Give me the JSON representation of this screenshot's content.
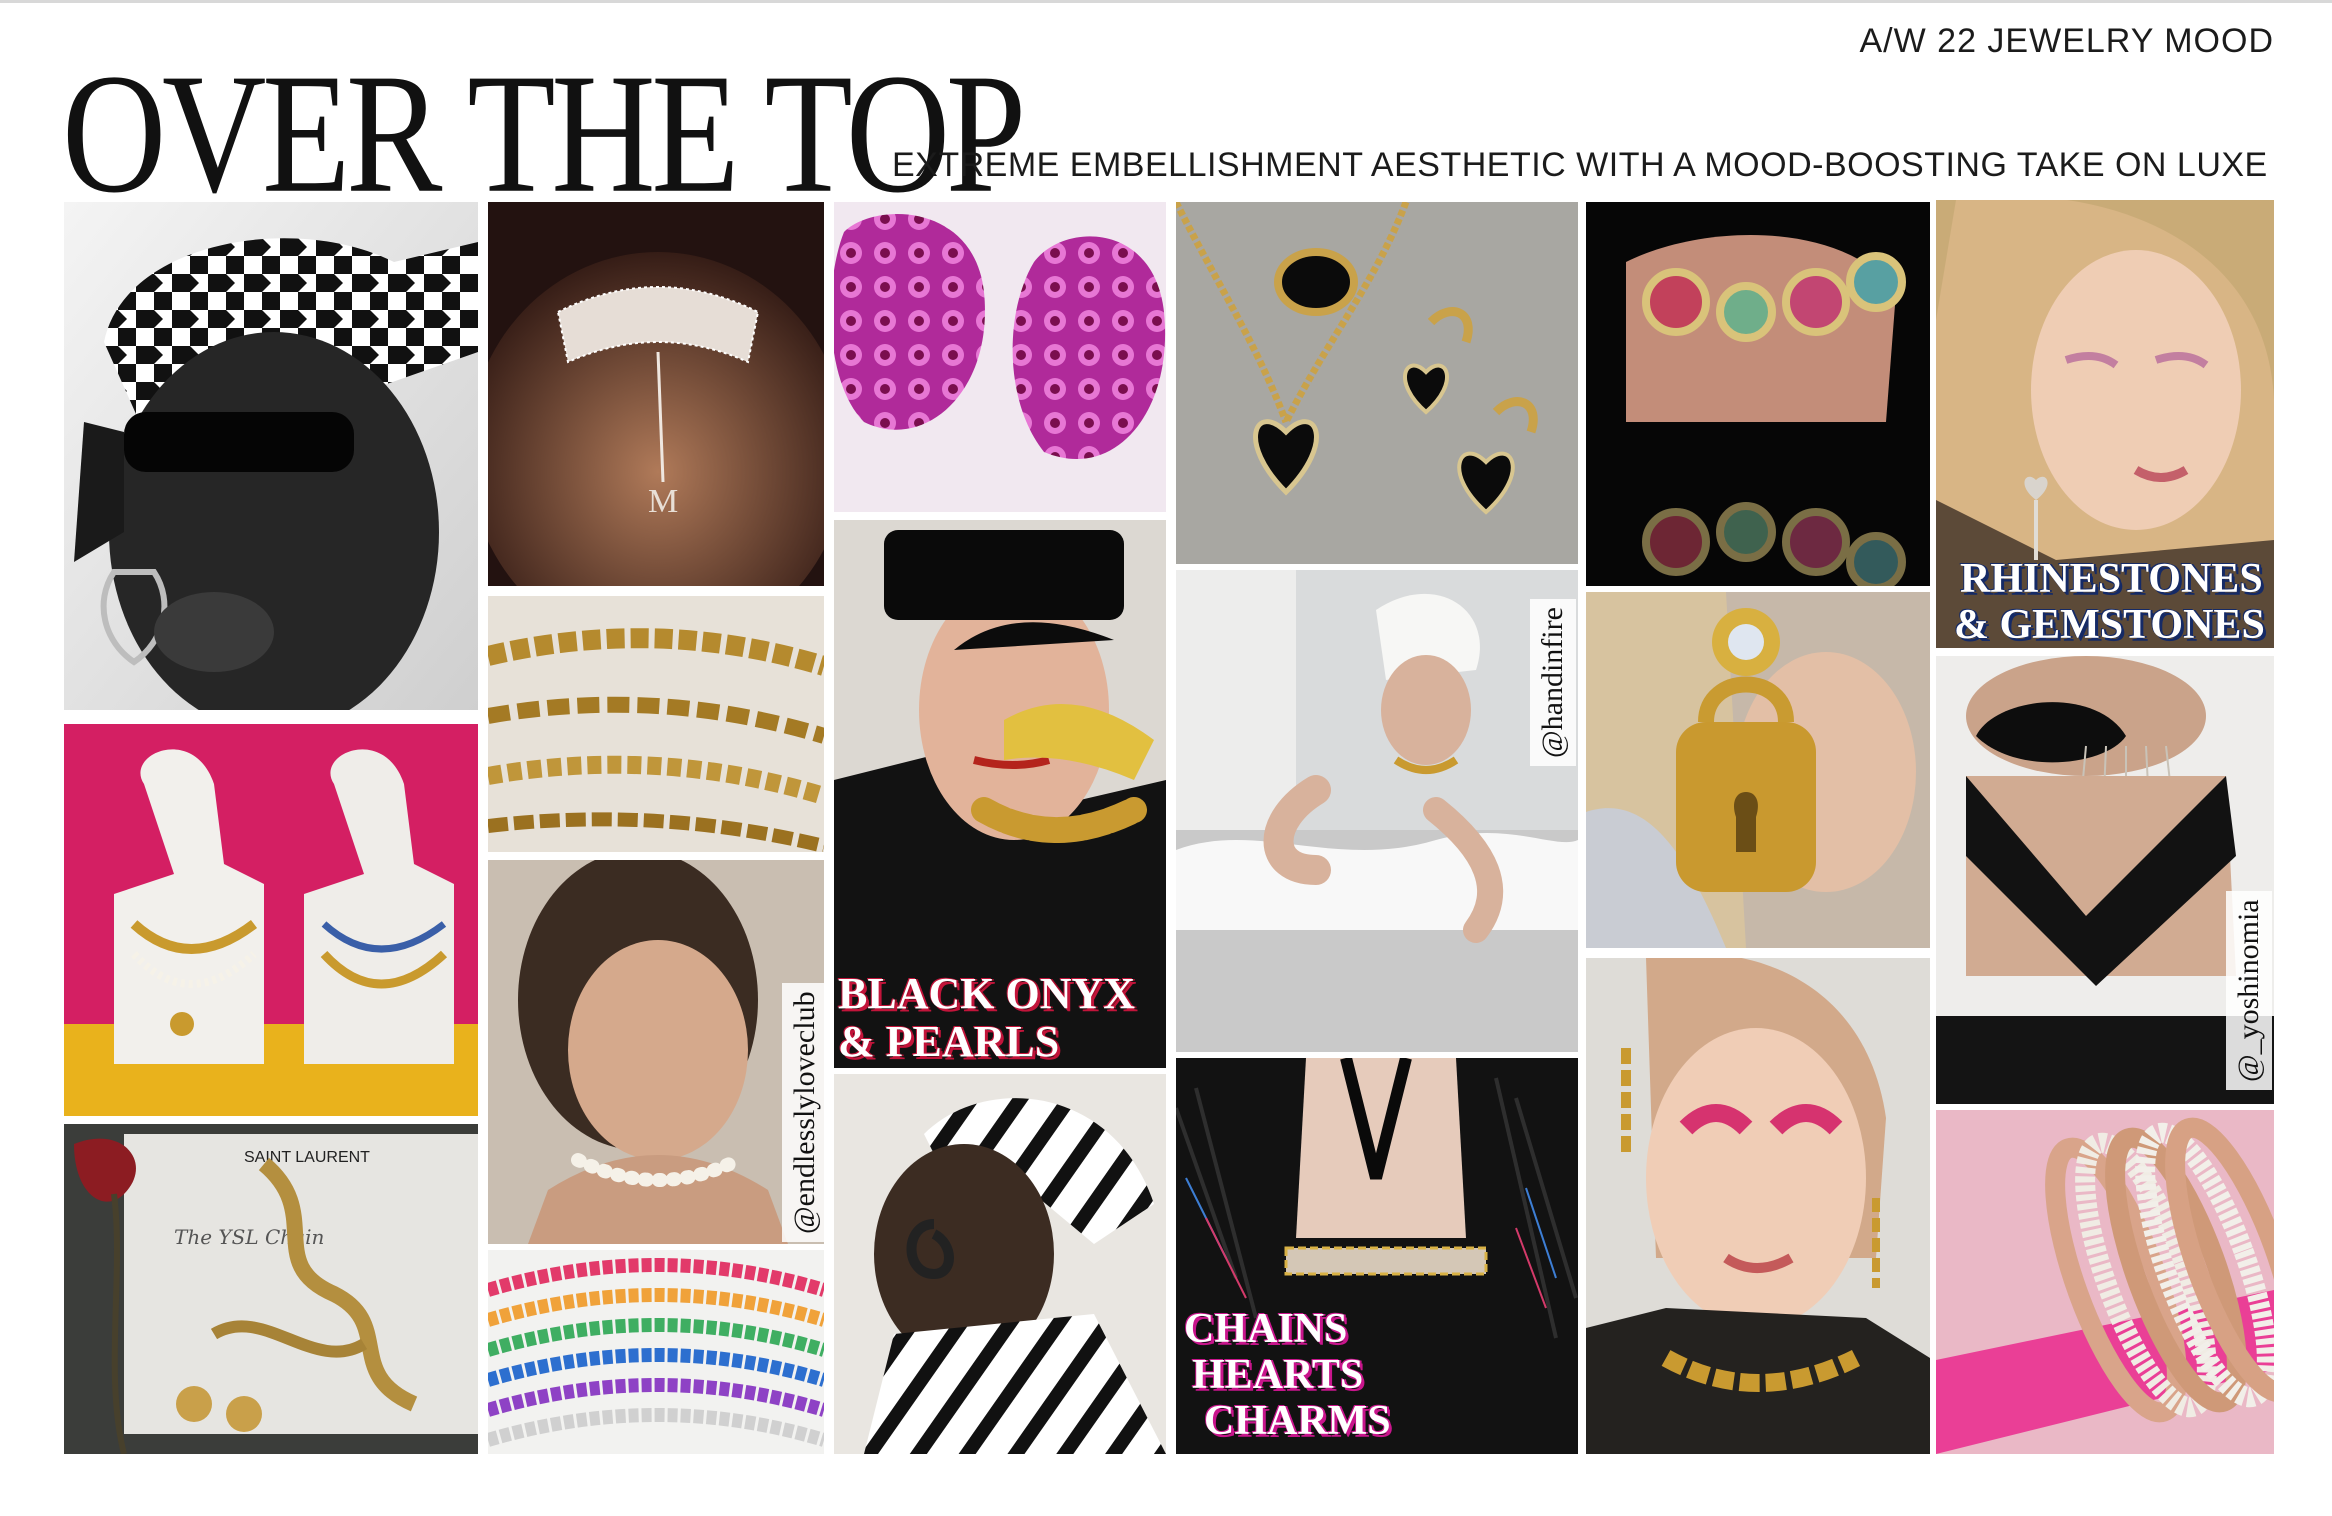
{
  "header": {
    "season": "A/W 22 JEWELRY MOOD",
    "title": "OVER THE TOP",
    "subtitle": "EXTREME EMBELLISHMENT AESTHETIC WITH A MOOD-BOOSTING TAKE ON LUXE"
  },
  "banners": {
    "rhinestones_line1": "RHINESTONES",
    "rhinestones_line2": "& GEMSTONES",
    "onyx_line1": "BLACK ONYX",
    "onyx_line2": "& PEARLS",
    "chains_line1": "CHAINS",
    "chains_line2": "HEARTS",
    "chains_line3": "CHARMS"
  },
  "handles": {
    "endlessly": "@endlesslyloveclub",
    "handinfire": "@handinfire",
    "yoshinomia": "@_yoshinomia"
  },
  "photo_text": {
    "box_brand": "SAINT LAURENT",
    "card_script": "The YSL Chain"
  },
  "colors": {
    "rhinestones_banner": "#152a66",
    "onyx_banner": "#c2143a",
    "chains_banner": "#c8158c"
  }
}
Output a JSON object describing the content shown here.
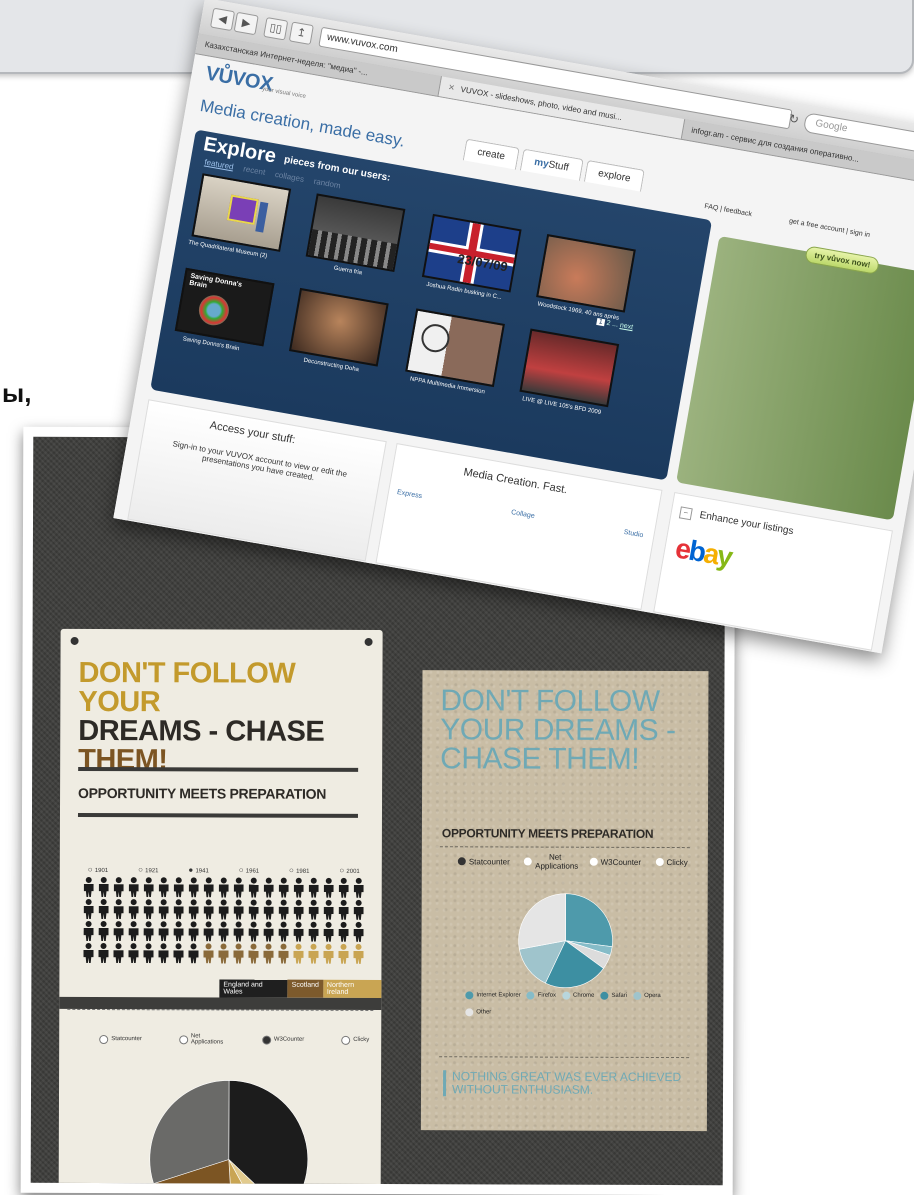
{
  "edge_text": "ы,",
  "browser": {
    "url": "www.vuvox.com",
    "search_placeholder": "Google",
    "tabs": [
      {
        "label": "Казахстанская Интернет-неделя: \"медиа\" -..."
      },
      {
        "label": "VUVOX - slideshows, photo, video and musi..."
      },
      {
        "label": "infogr.am - сервис для создания оперативно..."
      }
    ]
  },
  "site": {
    "logo": "VŮVOX",
    "logo_sub": "your visual voice",
    "tagline": "Media creation, made easy.",
    "nav": {
      "create": "create",
      "my_prefix": "my",
      "my_suffix": "Stuff",
      "explore": "explore"
    },
    "top_links": "FAQ | feedback",
    "top_links2": "get a free account | sign in",
    "try_button": "try vůvox now!",
    "explore": {
      "title": "Explore",
      "subtitle": "pieces from our users:",
      "filters": [
        "featured",
        "recent",
        "collages",
        "random"
      ],
      "pager": {
        "current": "1",
        "rest": "2 ...",
        "next": "next"
      },
      "items": [
        {
          "caption": "The Quadrilateral Museum (2)"
        },
        {
          "caption": "Guerra fria"
        },
        {
          "caption": "Joshua Radin busking in C..."
        },
        {
          "caption": "Woodstock 1969, 40 ans après"
        },
        {
          "caption": "Saving Donna's Brain"
        },
        {
          "caption": "Deconstructing Doha"
        },
        {
          "caption": "NPPA Multimedia Immersion"
        },
        {
          "caption": "LIVE @ LIVE 105's BFD 2009"
        }
      ],
      "thumb_overlay": "23/07/09",
      "thumb_overlay2": "Saving Donna's Brain"
    },
    "access": {
      "title": "Access your stuff:",
      "text": "Sign-in to your VUVOX account to view or edit the presentations you have created."
    },
    "media": {
      "title": "Media Creation. Fast.",
      "tabs": [
        "Express",
        "Collage",
        "Studio"
      ]
    },
    "enhance": {
      "title": "Enhance your listings",
      "ebay": "ebay"
    }
  },
  "infographic": {
    "left": {
      "headline_1": "DON'T FOLLOW YOUR",
      "headline_2": "DREAMS - CHASE",
      "headline_3": "THEM!",
      "subhead": "OPPORTUNITY MEETS PREPARATION",
      "years": [
        "1901",
        "1921",
        "1941",
        "1961",
        "1981",
        "2001"
      ],
      "selected_year_index": 2,
      "legend": [
        "England and Wales",
        "Scotland",
        "Northern Ireland"
      ],
      "radios": [
        "Statcounter",
        "Net Applications",
        "W3Counter",
        "Clicky"
      ],
      "radios_selected_index": 2,
      "pie_colors": [
        "#1c1c1c",
        "#e2cb8e",
        "#c9a553",
        "#7c5523",
        "#6a6a68"
      ],
      "pie_values": [
        0.37,
        0.05,
        0.07,
        0.21,
        0.3
      ]
    },
    "right": {
      "headline": "DON'T FOLLOW YOUR DREAMS - CHASE THEM!",
      "subhead": "OPPORTUNITY MEETS PREPARATION",
      "radios": [
        "Statcounter",
        "Net Applications",
        "W3Counter",
        "Clicky"
      ],
      "radios_selected_index": 0,
      "legend": [
        "Internet Explorer",
        "Firefox",
        "Chrome",
        "Safari",
        "Opera",
        "Other"
      ],
      "legend_colors": [
        "#4e9aab",
        "#86bcc8",
        "#b8d6dd",
        "#3d8fa2",
        "#9fc4cc",
        "#e5e5e5"
      ],
      "pie_colors": [
        "#4e9aab",
        "#86bcc8",
        "#dcdcdc",
        "#3d8fa2",
        "#9fc4cc",
        "#e5e5e5"
      ],
      "pie_values": [
        0.27,
        0.03,
        0.05,
        0.22,
        0.15,
        0.28
      ],
      "quote": "NOTHING GREAT WAS EVER ACHIEVED WITHOUT ENTHUSIASM."
    }
  }
}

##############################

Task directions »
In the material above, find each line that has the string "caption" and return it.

Answer to this exercise »
          "caption": "The Quadrilateral Museum (2)"
          "caption": "Guerra fria"
          "caption": "Joshua Radin busking in C..."
          "caption": "Woodstock 1969, 40 ans après"
          "caption": "Saving Donna's Brain"
          "caption": "Deconstructing Doha"
          "caption": "NPPA Multimedia Immersion"
          "caption": "LIVE @ LIVE 105's BFD 2009"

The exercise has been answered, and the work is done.